State of the mansion
Supporters look to keep Bidwell Mansion doors open
Had the Bidwell Mansion Community Project failed in its initial goal to raise more than $100,000 to keep the historic home open to the public, July 1 could have marked the one-year anniversary of the state historic park’s closure. A year later, the group remains focused on the mansion’s future.
The BMCP held a public meeting June 26 to bring concerned citizens up to date on its ongoing efforts and the effects of some major events involving the California Department of Parks and Recreation that occurred in the past year, including last July’s discovery of $54 million in surplus funds, as well as recent legislation concerning state parks.
Prior to the meeting, the BMCP had already handed over $40,000 of community-raised funds (which totaled more than $140,000) to the Parks Department, and that night handed over another $10,000 check earmarked for developing new forms of revenue for the mansion. BMCP treasurer Debra Lucero said the organization still has about $96,000, which eventually will go to the group’s stated cause of keeping the mansion open. All of the $50,000 donated to date will be matched by the Parks Department because of legislation passed late last year.
The surplus scandal—the state agency was sitting on the $54 million while simultaneously pushing for community organizations’ raising of funds to halt the closure of 70 of California’s 279 state parks—led to Assembly Bill 1478. The bill, which Gov. Jerry Brown signed into law last September, allocated $20.5 million of the discovered funds back toward the Parks Department, with $10 million of that dedicated to matching money raised by community organizations. Spurred by the threatened closures, groups throughout the state have raised more than $7 million to date, Lucero reported.

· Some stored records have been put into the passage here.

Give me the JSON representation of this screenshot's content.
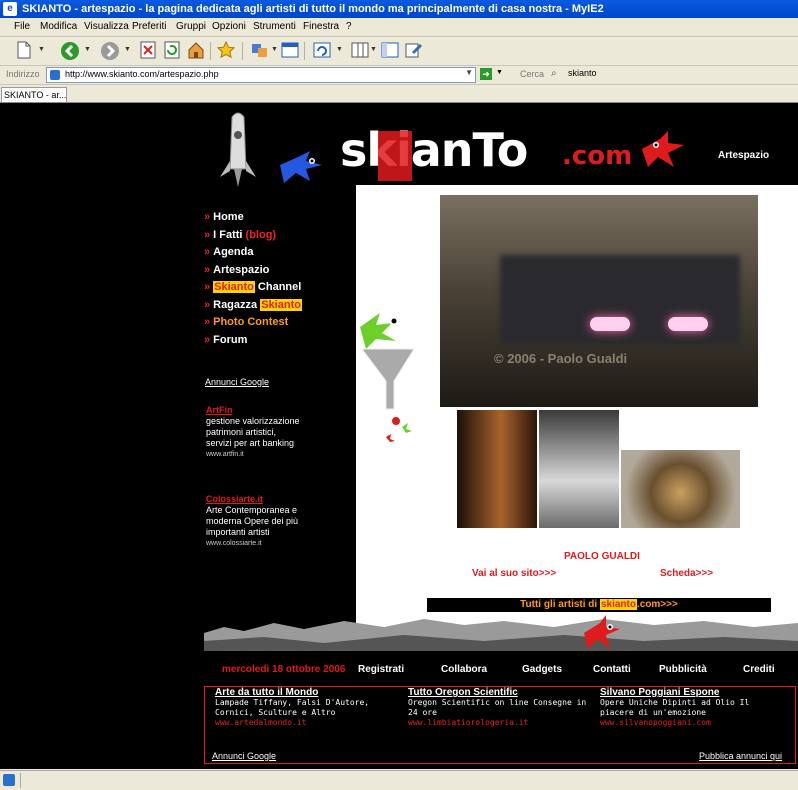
{
  "window": {
    "title": "SKIANTO - artespazio - la pagina dedicata agli artisti di tutto il mondo ma principalmente di casa nostra - MyIE2"
  },
  "menu": [
    "File",
    "Modifica",
    "Visualizza",
    "Preferiti",
    "Gruppi",
    "Opzioni",
    "Strumenti",
    "Finestra",
    "?"
  ],
  "address": {
    "label": "Indirizzo",
    "url": "http://www.skianto.com/artespazio.php"
  },
  "search": {
    "label": "Cerca",
    "value": "skianto"
  },
  "tab": {
    "label": "SKIANTO - ar..."
  },
  "site": {
    "logo_text": "skianTo",
    "logo_com": ".com",
    "section": "Artespazio",
    "nav": {
      "home": "Home",
      "ifatti": "I Fatti",
      "blog": "(blog)",
      "agenda": "Agenda",
      "artespazio": "Artespazio",
      "skianto": "Skianto",
      "channel": "Channel",
      "ragazza": "Ragazza",
      "photo": "Photo Contest",
      "forum": "Forum"
    },
    "google_ads": {
      "label": "Annunci Google",
      "ad1": {
        "title": "ArtFin",
        "l1": "gestione valorizzazione",
        "l2": "patrimoni artistici,",
        "l3": "servizi per art banking",
        "url": "www.artfin.it"
      },
      "ad2": {
        "title": "Colossiarte.it",
        "l1": "Arte Contemporanea e",
        "l2": "moderna Opere dei più",
        "l3": "importanti artisti",
        "url": "www.colossiarte.it"
      }
    },
    "photo_credit": "© 2006 - Paolo Gualdi",
    "artist": {
      "name": "PAOLO GUALDI",
      "site_link": "Vai al suo sito>>>",
      "scheda_link": "Scheda>>>"
    },
    "tutti": {
      "pre": "Tutti gli artisti di",
      "hl": "skianto",
      "post": ".com>>>"
    },
    "footer": {
      "date": "mercoledì 18 ottobre 2006",
      "links": {
        "registrati": "Registrati",
        "collabora": "Collabora",
        "gadgets": "Gadgets",
        "contatti": "Contatti",
        "pubblicita": "Pubblicità",
        "crediti": "Crediti"
      }
    },
    "bottom_ads": {
      "a1": {
        "title": "Arte da tutto il Mondo",
        "desc": "Lampade Tiffany, Falsi D'Autore, Cornici, Sculture e Altro",
        "url": "www.artedalmondo.it"
      },
      "a2": {
        "title": "Tutto Oregon Scientific",
        "desc": "Oregon Scientific on line Consegne in 24 ore",
        "url": "www.limbiatiorologeria.it"
      },
      "a3": {
        "title": "Silvano Poggiani Espone",
        "desc": "Opere Uniche Dipinti ad Olio Il piacere di un'emozione",
        "url": "www.silvanopoggiani.com"
      },
      "google_label": "Annunci Google",
      "publish": "Pubblica annunci qui"
    }
  },
  "colors": {
    "accent_red": "#e01b1b",
    "highlight_yellow": "#ffd200",
    "xp_blue": "#0a5ae0"
  }
}
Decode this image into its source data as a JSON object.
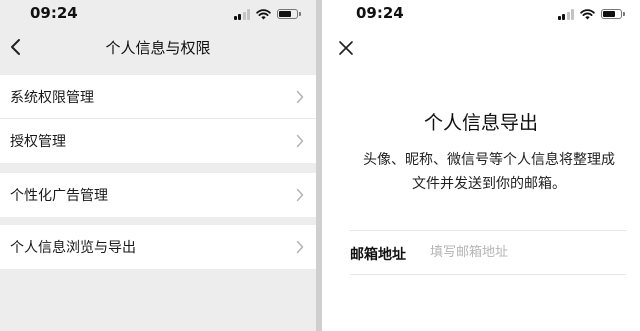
{
  "left_screen": {
    "status_bar": {
      "time": "09:24"
    },
    "nav": {
      "title": "个人信息与权限",
      "back_icon": "chevron-left-icon"
    },
    "groups": [
      {
        "items": [
          {
            "label": "系统权限管理"
          },
          {
            "label": "授权管理"
          }
        ]
      },
      {
        "items": [
          {
            "label": "个性化广告管理"
          }
        ]
      },
      {
        "items": [
          {
            "label": "个人信息浏览与导出"
          }
        ]
      }
    ],
    "row_chevron_icon": "chevron-right-icon"
  },
  "right_screen": {
    "status_bar": {
      "time": "09:24"
    },
    "close_icon": "close-icon",
    "title": "个人信息导出",
    "description_line1": "头像、昵称、微信号等个人信息将整理成",
    "description_line2": "文件并发送到你的邮箱。",
    "email_field": {
      "label": "邮箱地址",
      "placeholder": "填写邮箱地址",
      "value": ""
    }
  },
  "colors": {
    "page_bg": "#ededed",
    "panel_bg": "#ffffff",
    "divider": "#cfcfcf",
    "placeholder": "#b5b5b5"
  }
}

AB 1478 also strengthened the budget-oversight abilities of the State Park and Recreation Commission—a group of nine governor-appointed members that helps the director of Parks Department establish general policies—and funded internal and external investigations into the surplus situation. Additionally, it guarantees all of the parks will remain open until mid-2014.
Though it’s been granted a two-year reprieve from threatened closure, the mansion’s long-term future is still a concern.
“Sustainability is our code word,” said Lucy Sperling, a member of the BMCP’s board of directors, comparing the mansion to a non-renewable resource in need of ongoing protection.
BMCP board member Susan Hearne outlined some ways the latest $10,000 donation—which will equal $20,000 with matching state funds—can be used to generate revenue, including the construction and maintenance of a better website, and capital for fundraising projects. Hearne also suggested the mansion be more readily accessible for private functions, as well as special cultural and historical events.
Hearne recommended Bidwell Mansion State Historic Park use the funds to pay a liaison to actively seek support from other community organizations and to look at establishing an internship program with Chico State University.
BMCP’s long-term goal is to establish a unique private-public partnership with the state of California for stewardship of the mansion similar to that of the Jack London State Historic Park near Glen Ellen, Lucero said. Last summer it became the first state park to be completely run by a nonprofit organization, the Valley of the Moon Natural History Association. She said this move has had a number of positive effects on that park, including tripling the amount of volunteers signing on to work there.
“What Jack London [SHP] found is that, when the state stepped away, tree trimmers came and volunteered their services, roofers came and put on a roof, and people began to volunteer and take ownership,” Lucero said. “We have the good fortune of State Parks taking care of everything, but that’s not sustainable.”
Lucero also mentioned the Old City Hall Arts Center in Redding, noting that, though not a state park, it has a unique relationship with that city. It is run by the Shasta County Arts Council, with the city committing to pay them $16,000 and provide services equaling another $40,000 annually.
Lucero said the partnership plan is still in its infancy, and that BMCP has no desire to see the mansion completely privatized, or to exclude other organizations like the Bidwell Mansion Association, which runs the gift shop and has helped steward the mansion for decades.
“Some people are afraid of privatization, but that’s not what this is about,” she said. “It’s about keeping an asset that belongs to the state open to the public.”
Lucero noted the state would have to cover the cost of insuring the building and its collection of artifacts to make the plan feasible, but beyond that, the BMCP could cover the lion’s share of the estimated $200,000 a year it costs to keep the mansion open at its current level of service. She said the plan would require legislation, and the BMCP will be appealing to local representatives in the near future.